Your task:
Copy whichever lines of the data hold the word "previous".

Records contained in a dataset
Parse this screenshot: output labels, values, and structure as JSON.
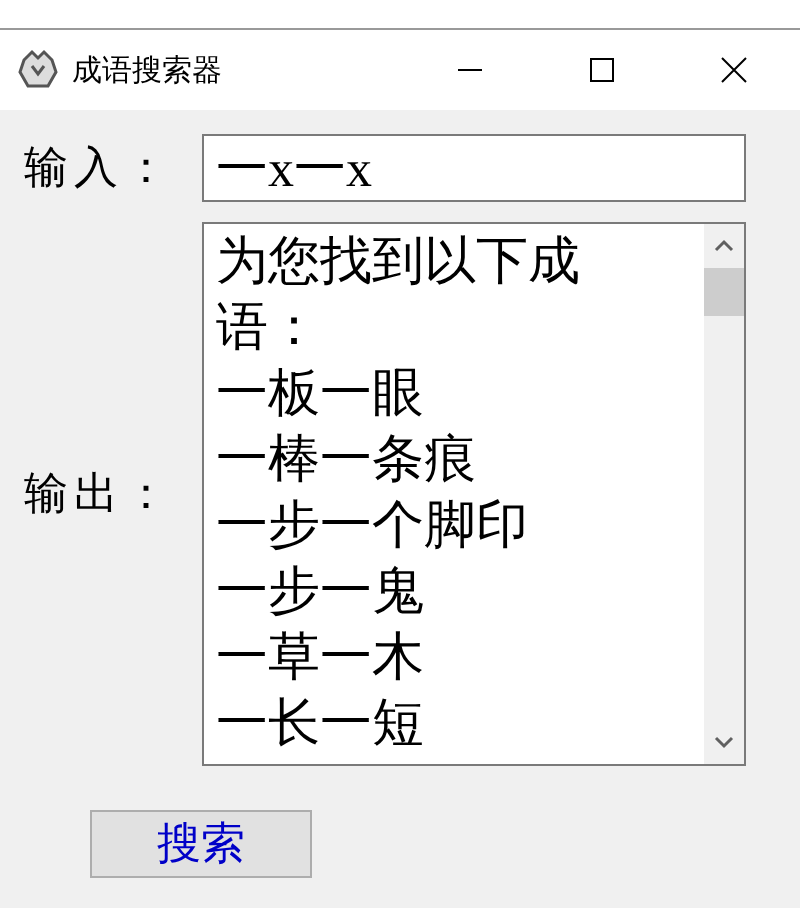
{
  "window": {
    "title": "成语搜索器"
  },
  "input": {
    "label": "输入：",
    "value": "一x一x"
  },
  "output": {
    "label": "输出：",
    "lines": [
      "为您找到以下成语：",
      "一板一眼",
      "一棒一条痕",
      "一步一个脚印",
      "一步一鬼",
      "一草一木",
      "一长一短"
    ]
  },
  "buttons": [
    {
      "label": "搜索"
    }
  ]
}
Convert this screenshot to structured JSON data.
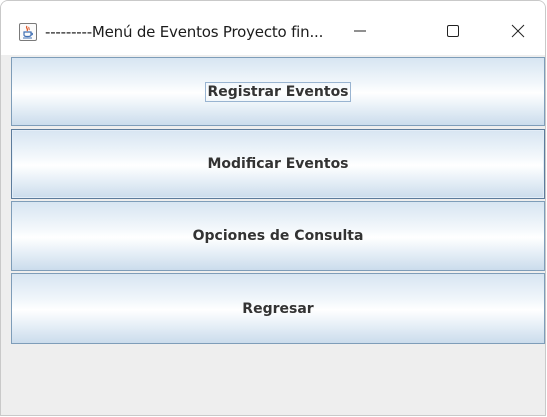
{
  "window": {
    "title": "---------Menú de Eventos Proyecto fin...",
    "app_icon": "java-cup-icon",
    "controls": [
      "minimize-icon",
      "maximize-icon",
      "close-icon"
    ]
  },
  "menu": {
    "buttons": [
      {
        "label": "Registrar Eventos",
        "state": "focused"
      },
      {
        "label": "Modificar Eventos",
        "state": "hover"
      },
      {
        "label": "Opciones de Consulta",
        "state": "normal"
      },
      {
        "label": "Regresar",
        "state": "normal"
      }
    ]
  },
  "colors": {
    "button_border": "#7e9db9",
    "button_gradient_top": "#d7e5f2",
    "button_gradient_bottom": "#cbdcec",
    "panel_background": "#eeeeee",
    "text": "#333333"
  }
}
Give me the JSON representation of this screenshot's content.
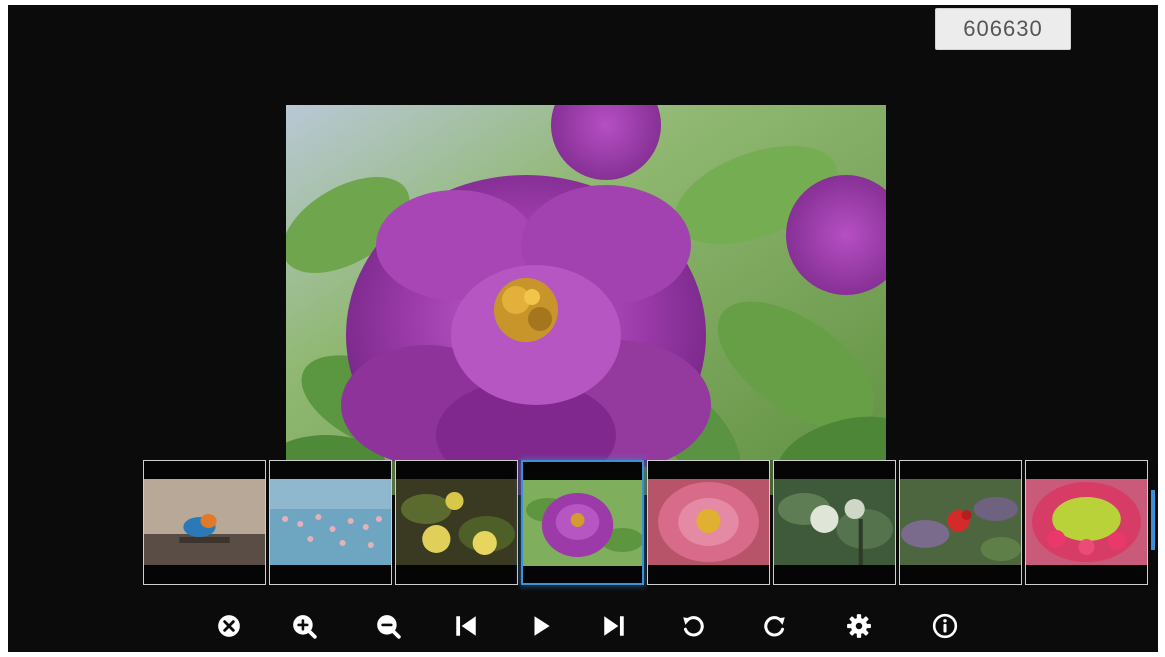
{
  "viewer": {
    "image_number": "606630",
    "current_photo": "purple-peony"
  },
  "thumbnails": [
    {
      "subject": "kingfisher-bird",
      "selected": false
    },
    {
      "subject": "flamingos-lake",
      "selected": false
    },
    {
      "subject": "yellow-flowers",
      "selected": false
    },
    {
      "subject": "purple-peony",
      "selected": true
    },
    {
      "subject": "pink-peony",
      "selected": false
    },
    {
      "subject": "white-hydrangea-tree",
      "selected": false
    },
    {
      "subject": "red-flower-foliage",
      "selected": false
    },
    {
      "subject": "rose-bouquet",
      "selected": false
    }
  ],
  "controls": [
    {
      "action": "close",
      "icon": "close-icon"
    },
    {
      "action": "zoom-in",
      "icon": "zoom-in-icon"
    },
    {
      "action": "zoom-out",
      "icon": "zoom-out-icon"
    },
    {
      "action": "previous",
      "icon": "skip-previous-icon"
    },
    {
      "action": "play",
      "icon": "play-icon"
    },
    {
      "action": "next",
      "icon": "skip-next-icon"
    },
    {
      "action": "rotate-left",
      "icon": "rotate-left-icon"
    },
    {
      "action": "rotate-right",
      "icon": "rotate-right-icon"
    },
    {
      "action": "settings",
      "icon": "gear-icon"
    },
    {
      "action": "info",
      "icon": "info-icon"
    }
  ],
  "colors": {
    "background": "#0b0b0b",
    "selection_border": "#3d8fd6",
    "thumb_border": "#cfcfcf",
    "icon": "#ffffff"
  }
}
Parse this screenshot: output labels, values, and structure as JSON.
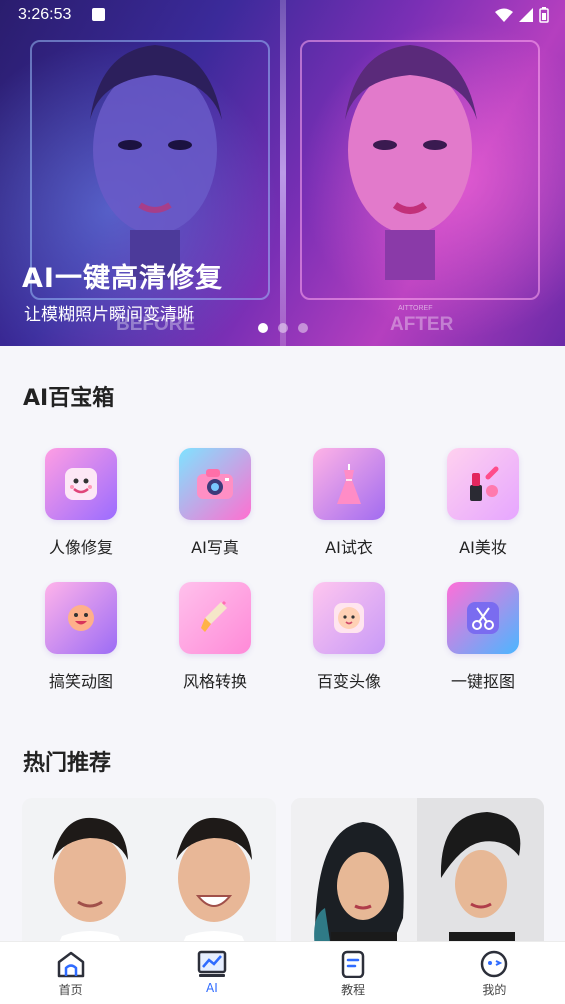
{
  "status_bar": {
    "time": "3:26:53"
  },
  "banner": {
    "title": "AI一键高清修复",
    "subtitle": "让模糊照片瞬间变清晰",
    "before_label": "BEFORE",
    "after_label": "AFTER",
    "after_small": "AITTOREF",
    "page_indicator": {
      "count": 3,
      "active": 1
    }
  },
  "toolbox": {
    "title": "AI百宝箱",
    "items": [
      {
        "label": "人像修复",
        "icon": "face-repair-icon"
      },
      {
        "label": "AI写真",
        "icon": "camera-icon"
      },
      {
        "label": "AI试衣",
        "icon": "dress-icon"
      },
      {
        "label": "AI美妆",
        "icon": "makeup-icon"
      },
      {
        "label": "搞笑动图",
        "icon": "emoji-icon"
      },
      {
        "label": "风格转换",
        "icon": "brush-icon"
      },
      {
        "label": "百变头像",
        "icon": "baby-avatar-icon"
      },
      {
        "label": "一键抠图",
        "icon": "scissors-icon"
      }
    ]
  },
  "recommended": {
    "title": "热门推荐"
  },
  "bottom_nav": {
    "items": [
      {
        "label": "首页",
        "icon": "home-icon"
      },
      {
        "label": "AI",
        "icon": "ai-chart-icon",
        "active": true
      },
      {
        "label": "教程",
        "icon": "tutorial-icon"
      },
      {
        "label": "我的",
        "icon": "profile-icon"
      }
    ]
  },
  "colors": {
    "accent": "#2f6bff",
    "icon_gradient_start": "#ff8ad8",
    "icon_gradient_end": "#8a5cf6"
  }
}
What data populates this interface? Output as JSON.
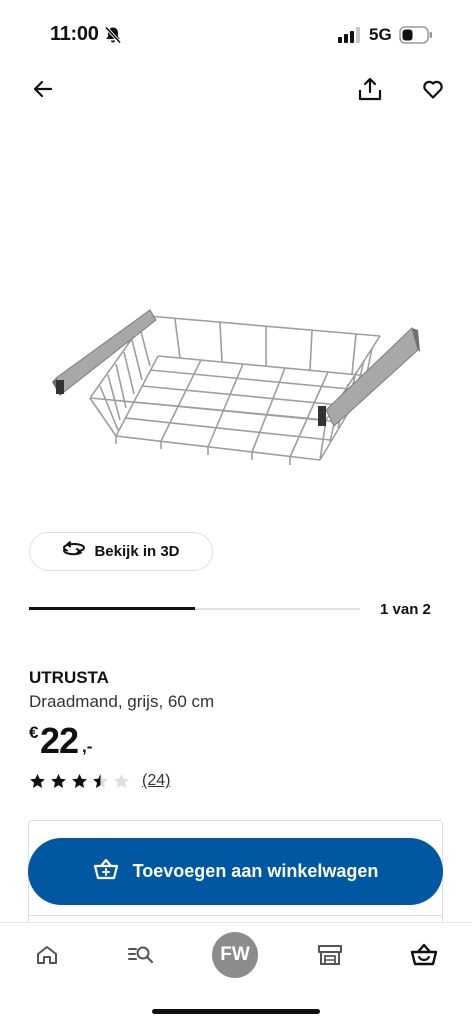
{
  "status_bar": {
    "time": "11:00",
    "network": "5G",
    "icons": [
      "bell-slash-icon",
      "signal-icon",
      "battery-icon"
    ]
  },
  "header": {
    "icons": [
      "arrow-left-icon",
      "share-icon",
      "heart-icon"
    ]
  },
  "gallery": {
    "view_3d_label": "Bekijk in 3D",
    "counter": "1 van 2",
    "progress": 0.5
  },
  "product": {
    "name": "UTRUSTA",
    "description": "Draadmand, grijs, 60 cm",
    "price_currency": "€",
    "price_amount": "22",
    "price_suffix": ",-",
    "rating": 3.5,
    "rating_max": 5,
    "review_count": "(24)"
  },
  "cart": {
    "add_label": "Toevoegen aan winkelwagen"
  },
  "bottom_nav": {
    "avatar_initials": "FW",
    "icons": [
      "home-icon",
      "search-list-icon",
      "store-icon",
      "basket-icon"
    ]
  },
  "colors": {
    "brand_blue": "#0058a3",
    "avatar_gray": "#8c8c8c",
    "star_filled": "#111111",
    "star_empty": "#dfdfdf"
  }
}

Solution to this problem:
      "action": "previous",
      "icon": "skip-previous-icon"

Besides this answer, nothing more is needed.